Not Rated | 81 min | Nicolas Kleiman & Rob Lindsay | (Canada) | 2014
Sound byte Review: Talking about horror seriously and in a variety of contexts while still celebrating the experiences of fans makes Why Horror? a unique experience for viewers who both enjoy and are repulsed by the genre.
As someone who writes about horror and has a special appreciation for extreme gore, my sense of discomfort this past summer with the way some fan fiction was handling those perversions (murder, rape, incest, etc.) often tackled in horror was unexpected. And so as I was already beginning to question my own involvement in the genre, I was perfectly primed for the topic of this compelling documentary that seeks to answer why it is that people are drawn to horror. While I can’t say that it revolutionized my thinking on the topic, the film does illustrate the importance of opening up a conversation on why it is that we fear the things we do.
Premiering Friday on Showtime, Why Horror? is an interesting exercise in exploring all the varied reasons why horror resonates with fans. Examining everything from film to art to psychology, this POV documentary works largely because of its commitment to not exploring the genre in a vacuum. What I especially appreciated was the way in which the film wove in discussions of culture and gender to consider the myriad of ways in which horror has the power to impact society. Less in-depth exploration and more personal journey, the film is best suited to those viewers who can’t quite grasp why it is that people would find enjoyment in depictions of explicit gore and violence.
As an everyman seeking to understand his own relationship with horror, lifelong fan Tal Zimerman is the perfect guide to take us on this journey. With close-up looks at his own horror collection, ranging from film posters to figures and everything in between, the sheer joy with which he discusses his passion is instantly relatable and works well to minimize the threat inherent in some of the imagery presented in the film. For instance, there is a fascinating discussion about what would compel people to seek out and display works of art depicting all manners of perversion. Juxtaposed against Zimerman’s sincere curiosity, the images being viewed take on a slightly distant feel. In our viewing of the film, this helped those viewers more easily triggered to consider the artwork being presented in more theoretical and not solely emotional terms.

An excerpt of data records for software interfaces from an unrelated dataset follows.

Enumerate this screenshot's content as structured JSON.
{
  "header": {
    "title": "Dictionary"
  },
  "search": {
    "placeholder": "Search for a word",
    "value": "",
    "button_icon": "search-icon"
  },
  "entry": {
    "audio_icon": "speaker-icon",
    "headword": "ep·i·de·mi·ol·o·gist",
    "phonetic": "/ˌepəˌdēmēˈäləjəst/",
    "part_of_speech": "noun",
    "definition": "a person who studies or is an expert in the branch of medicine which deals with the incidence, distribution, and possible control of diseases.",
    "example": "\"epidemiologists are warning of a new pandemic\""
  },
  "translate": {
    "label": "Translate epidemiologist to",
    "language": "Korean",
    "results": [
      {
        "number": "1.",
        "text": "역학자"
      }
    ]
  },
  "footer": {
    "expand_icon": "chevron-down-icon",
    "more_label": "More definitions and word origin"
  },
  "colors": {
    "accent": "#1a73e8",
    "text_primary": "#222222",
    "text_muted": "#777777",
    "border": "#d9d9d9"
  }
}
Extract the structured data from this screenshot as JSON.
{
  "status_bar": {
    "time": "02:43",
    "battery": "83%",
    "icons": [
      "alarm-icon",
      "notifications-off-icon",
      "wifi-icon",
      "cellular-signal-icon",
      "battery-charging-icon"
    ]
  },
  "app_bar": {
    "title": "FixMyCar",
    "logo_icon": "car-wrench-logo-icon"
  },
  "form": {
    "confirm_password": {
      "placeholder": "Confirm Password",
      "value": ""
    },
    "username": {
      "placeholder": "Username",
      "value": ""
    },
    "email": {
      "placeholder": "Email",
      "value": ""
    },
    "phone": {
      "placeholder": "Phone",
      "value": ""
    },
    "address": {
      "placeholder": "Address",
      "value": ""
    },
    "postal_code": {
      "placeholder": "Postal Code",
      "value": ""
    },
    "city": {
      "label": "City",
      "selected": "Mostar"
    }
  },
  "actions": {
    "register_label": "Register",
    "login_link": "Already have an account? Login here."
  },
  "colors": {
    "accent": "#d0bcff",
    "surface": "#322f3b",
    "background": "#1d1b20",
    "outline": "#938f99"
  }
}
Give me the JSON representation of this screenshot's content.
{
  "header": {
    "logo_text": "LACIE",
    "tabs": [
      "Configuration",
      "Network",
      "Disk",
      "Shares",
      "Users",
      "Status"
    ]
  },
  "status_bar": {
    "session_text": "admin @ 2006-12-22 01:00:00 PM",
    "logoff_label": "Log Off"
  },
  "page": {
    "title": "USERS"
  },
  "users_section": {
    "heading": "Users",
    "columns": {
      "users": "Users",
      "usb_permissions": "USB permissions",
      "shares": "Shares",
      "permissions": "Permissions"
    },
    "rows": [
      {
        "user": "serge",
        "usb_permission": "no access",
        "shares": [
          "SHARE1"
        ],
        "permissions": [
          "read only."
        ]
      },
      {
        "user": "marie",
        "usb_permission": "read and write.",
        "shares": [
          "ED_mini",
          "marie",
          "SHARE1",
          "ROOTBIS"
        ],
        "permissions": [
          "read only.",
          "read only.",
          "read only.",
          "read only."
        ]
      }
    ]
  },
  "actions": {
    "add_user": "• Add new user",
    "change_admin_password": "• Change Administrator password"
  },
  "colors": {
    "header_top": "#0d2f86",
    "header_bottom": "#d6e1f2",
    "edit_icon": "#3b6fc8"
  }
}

Because I am so ridiculously interested in the psychology behind horror and how our body chemically reacts to fear, I was especially intrigued by Zimerman’s visit to have his brain scanned to see if his lifelong horror viewing habits had affected him physically. In a fascinating sequence, Zimerman and his mother, a devout non-fan of horror, have their brainwaves tested while watching horror film sequences to see if there is a discernible difference in how they are processing the imagery. The results are intriguing and I’d love to see a documentary devoted to exploring the ramifications of these findings.
Another standout moment in the film is the discussion of how horror themed video games have taken fans from passive consumers to active participants and what the potential effect of that evolution may be in terms of development. The more academic component to this discussion was a nice counterbalance to the scenes of Zimerman and his family sitting around the kitchen table discussing his history with the genre.
Surprisingly the least effective part of this documentary for me was the way Zimerman injected commentary by a collection of horror legends, including George A. Romero, Alexandra Aja and John Carpenter. While it’s clear that Zimerman didn’t have the time to film beyond what are effectively sound bytes, their inclusion was jarring because there was so much left unasked and unsaid. Each man does address the titular question but the lack of follow-up, especially with creators who have faced significant backlash for their films, left me wanting more.
Overall, Why Horror? is a terrific look at one man’s experience as a horror fan. And while it certainly asks broad questions related to the cultural impact of the genre, it is ultimately Zimerman’s story. Luckily for viewers, it is a story that as engrossing as it is entertaining.